§ Task prompt:
Your output must match the data word for word, with every line included.

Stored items
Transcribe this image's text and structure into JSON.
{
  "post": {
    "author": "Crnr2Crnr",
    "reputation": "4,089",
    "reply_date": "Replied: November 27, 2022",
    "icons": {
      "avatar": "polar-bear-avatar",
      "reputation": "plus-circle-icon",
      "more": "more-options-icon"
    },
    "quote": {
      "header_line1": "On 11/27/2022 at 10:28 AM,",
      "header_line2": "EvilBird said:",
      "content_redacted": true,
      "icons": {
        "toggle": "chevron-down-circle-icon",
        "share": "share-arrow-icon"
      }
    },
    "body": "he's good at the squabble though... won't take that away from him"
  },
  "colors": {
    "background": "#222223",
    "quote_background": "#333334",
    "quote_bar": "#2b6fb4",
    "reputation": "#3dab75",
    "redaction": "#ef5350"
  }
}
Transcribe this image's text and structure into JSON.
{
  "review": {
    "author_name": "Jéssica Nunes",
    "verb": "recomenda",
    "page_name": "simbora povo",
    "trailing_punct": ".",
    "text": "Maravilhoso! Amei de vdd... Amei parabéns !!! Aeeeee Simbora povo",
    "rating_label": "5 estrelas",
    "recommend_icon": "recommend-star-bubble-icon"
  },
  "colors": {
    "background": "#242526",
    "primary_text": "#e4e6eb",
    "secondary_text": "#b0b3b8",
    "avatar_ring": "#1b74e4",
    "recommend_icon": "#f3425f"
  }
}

§ Solution:
Transcribe this image's text and structure into JSON.
{
  "post": {
    "author": "Crnr2Crnr",
    "reputation": "4,089",
    "reply_date": "Replied: November 27, 2022",
    "icons": {
      "avatar": "polar-bear-avatar",
      "reputation": "plus-circle-icon",
      "more": "more-options-icon"
    },
    "quote": {
      "header_line1": "On 11/27/2022 at 10:28 AM,",
      "header_line2": "EvilBird said:",
      "content_redacted": true,
      "icons": {
        "toggle": "chevron-down-circle-icon",
        "share": "share-arrow-icon"
      }
    },
    "body": "he's good at the squabble though... won't take that away from him"
  },
  "colors": {
    "background": "#222223",
    "quote_background": "#333334",
    "quote_bar": "#2b6fb4",
    "reputation": "#3dab75",
    "redaction": "#ef5350"
  }
}
Transcribe this image's text and structure into JSON.
{
  "review": {
    "author_name": "Jéssica Nunes",
    "verb": "recomenda",
    "page_name": "simbora povo",
    "trailing_punct": ".",
    "text": "Maravilhoso! Amei de vdd... Amei parabéns !!! Aeeeee Simbora povo",
    "rating_label": "5 estrelas",
    "recommend_icon": "recommend-star-bubble-icon"
  },
  "colors": {
    "background": "#242526",
    "primary_text": "#e4e6eb",
    "secondary_text": "#b0b3b8",
    "avatar_ring": "#1b74e4",
    "recommend_icon": "#f3425f"
  }
}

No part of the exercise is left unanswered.